Thursday, February 3

Firecritic! I'ma let you finish but Rescuing Providence is the greatest blog of all time!

The voting is over and the fire and EMS blogs of the year have been announced at  But before 2 deserving bloggers, Iron Firemen and AmboDriver accept their Black Diamond X2 Boots I'm jumping to the mic Kanye West style.

"Ambo, Iron, I'm real happy for you and I'ma let you finish, but Rescuing Providence is the greatest blog of all time!"

Rescuing Providence is the winner of the first ever "Blogs that made me Happy" Competition which brings with it no awards, no prizes, no sponsorships, no speeches, no nudity and no pesky voting.

Even though each blog nominated on Firecritic's list is an almost daily read for me, only one is in my reader for instant notification.

Thank you Michael!

And just to round out my Kanye:

"Rhett Fleitz hates tall people."

Wednesday, February 2

Scrub a dub dub

While washing the HM Mobile this morning (which recently crested the 100,000 mile mark TYVM!) I was amazed at how dirty it had gotten over the holiday season.  All the trash from the kids' snack wrappers, pretzel crumbs, paperwork from work, scattered uniform bits and other such regalia were taken out so I could vacuum and clean.

At one point I told myself, jokingly, "You wash your gear more often than this car."

And it's true.  I wash my turnouts once a month and after every fire.  I clean out and wash my car far less frequently.  But then again, there are few chances my dirty car will lead to my premature death.

The reason we wear our SCBAs into fires is because of the smoke, right?  What is smoke if not particles of non-complete combustion?  Where does that smoke land while our lungs are protected by fresh air?  On our gear.  We get back from a worker and clean our hose, hooks, axes and engine so that they are ready for the next alarm.  We shower and change into a fresh uniform, or at least a new pair of shorts and a T-shirt.

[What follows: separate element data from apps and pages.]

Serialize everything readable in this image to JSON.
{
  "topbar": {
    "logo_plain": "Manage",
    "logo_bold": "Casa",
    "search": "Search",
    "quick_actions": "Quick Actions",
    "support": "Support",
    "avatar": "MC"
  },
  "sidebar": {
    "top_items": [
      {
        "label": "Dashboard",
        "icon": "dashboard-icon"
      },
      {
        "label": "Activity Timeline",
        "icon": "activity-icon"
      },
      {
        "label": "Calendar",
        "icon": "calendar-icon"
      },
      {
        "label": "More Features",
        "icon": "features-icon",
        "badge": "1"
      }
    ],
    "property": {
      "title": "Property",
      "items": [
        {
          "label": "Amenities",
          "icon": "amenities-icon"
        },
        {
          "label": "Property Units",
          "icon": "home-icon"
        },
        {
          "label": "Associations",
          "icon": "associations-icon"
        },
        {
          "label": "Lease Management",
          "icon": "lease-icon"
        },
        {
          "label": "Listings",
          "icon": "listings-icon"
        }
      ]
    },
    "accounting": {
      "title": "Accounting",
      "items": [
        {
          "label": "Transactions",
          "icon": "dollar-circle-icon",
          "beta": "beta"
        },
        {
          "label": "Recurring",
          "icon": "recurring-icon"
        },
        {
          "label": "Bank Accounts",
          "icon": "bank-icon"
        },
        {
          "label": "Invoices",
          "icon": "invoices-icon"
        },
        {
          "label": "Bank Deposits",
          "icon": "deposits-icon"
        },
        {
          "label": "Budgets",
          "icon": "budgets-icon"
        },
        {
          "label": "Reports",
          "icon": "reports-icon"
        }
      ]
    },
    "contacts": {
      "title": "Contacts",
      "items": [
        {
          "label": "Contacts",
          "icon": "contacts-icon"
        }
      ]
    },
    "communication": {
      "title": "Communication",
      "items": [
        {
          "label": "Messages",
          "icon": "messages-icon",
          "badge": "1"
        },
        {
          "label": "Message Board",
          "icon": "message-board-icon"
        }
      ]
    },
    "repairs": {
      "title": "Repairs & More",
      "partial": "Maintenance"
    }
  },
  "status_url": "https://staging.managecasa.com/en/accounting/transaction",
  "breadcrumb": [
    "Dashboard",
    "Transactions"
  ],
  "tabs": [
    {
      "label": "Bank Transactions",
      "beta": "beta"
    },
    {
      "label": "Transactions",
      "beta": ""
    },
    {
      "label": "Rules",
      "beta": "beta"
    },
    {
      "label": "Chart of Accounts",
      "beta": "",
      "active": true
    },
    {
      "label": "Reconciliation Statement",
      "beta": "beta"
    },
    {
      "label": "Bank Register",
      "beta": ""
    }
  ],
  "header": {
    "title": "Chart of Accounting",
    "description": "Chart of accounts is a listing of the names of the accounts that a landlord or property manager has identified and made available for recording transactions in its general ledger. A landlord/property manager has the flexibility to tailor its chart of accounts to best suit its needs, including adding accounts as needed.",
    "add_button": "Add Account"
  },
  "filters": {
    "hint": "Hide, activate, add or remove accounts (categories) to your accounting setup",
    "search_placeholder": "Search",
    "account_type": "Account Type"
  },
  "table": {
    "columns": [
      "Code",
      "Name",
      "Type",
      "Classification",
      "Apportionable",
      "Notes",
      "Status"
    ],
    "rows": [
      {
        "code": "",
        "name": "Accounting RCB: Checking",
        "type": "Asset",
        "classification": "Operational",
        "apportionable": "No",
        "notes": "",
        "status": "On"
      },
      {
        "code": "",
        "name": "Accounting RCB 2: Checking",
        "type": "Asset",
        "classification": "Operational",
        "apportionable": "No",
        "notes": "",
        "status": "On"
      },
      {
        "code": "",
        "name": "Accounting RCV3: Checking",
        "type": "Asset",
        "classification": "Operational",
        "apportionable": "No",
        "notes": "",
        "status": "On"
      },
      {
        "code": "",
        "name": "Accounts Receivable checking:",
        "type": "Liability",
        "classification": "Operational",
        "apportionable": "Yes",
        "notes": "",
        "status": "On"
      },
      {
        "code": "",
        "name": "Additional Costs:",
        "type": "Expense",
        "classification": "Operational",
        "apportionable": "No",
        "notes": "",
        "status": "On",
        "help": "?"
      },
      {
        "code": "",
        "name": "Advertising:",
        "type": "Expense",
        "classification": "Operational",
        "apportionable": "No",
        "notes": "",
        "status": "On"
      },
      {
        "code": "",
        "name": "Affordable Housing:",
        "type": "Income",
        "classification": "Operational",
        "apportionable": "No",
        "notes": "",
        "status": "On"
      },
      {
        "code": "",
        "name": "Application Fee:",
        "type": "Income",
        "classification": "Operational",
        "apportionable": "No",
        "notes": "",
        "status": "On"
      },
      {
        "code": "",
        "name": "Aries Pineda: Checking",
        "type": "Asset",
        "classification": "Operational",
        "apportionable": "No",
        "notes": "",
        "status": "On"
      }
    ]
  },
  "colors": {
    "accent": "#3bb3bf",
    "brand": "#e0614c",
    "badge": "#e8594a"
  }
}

But how often are you cleaning your turnouts?

They likely sit neglected on the floor of the bay, covered in soot, drywall, insulation and whatever else was in that fire, signaling to the next crew that you are the man.  You caught a fire and you are one bad ass.  Your jacket is just as filthy, as is your helmet, but I bring up the boots for a special reason.  Would you sleep in that fire building that night after the fire is out?

Then why do you but your dirty, dangerous boots RIGHT NEXT to your bed later that night up in the dorm?

Fires are still killing us and that is disturbing all on it's own, but what is more disturbing is the growing list of firefighters contracting rare, and not so rare, forms of cancer.  Bladder, kidney, lung... all cancers we open ourselves to when we fail to clean our protective gear after a fire.

The glory days of the Fire Service of Old are long gone fellas.  Smoke Eaters did this job when houses were made of wood and cloth.  Now there are metals, chemical carpet stain blockers, plastics and a host of other things that we recognize as dangerous and mask up.

But remember that along for the ride was your coat.  And your helmet.  And your boots.

Don't have time to clean them?  Find another excuse.

It's not that bad? Find another excuse.

Or keep doing what you're doing but don't be surprised when the doctor tells you you won't be able to enjoy that retirement you earned.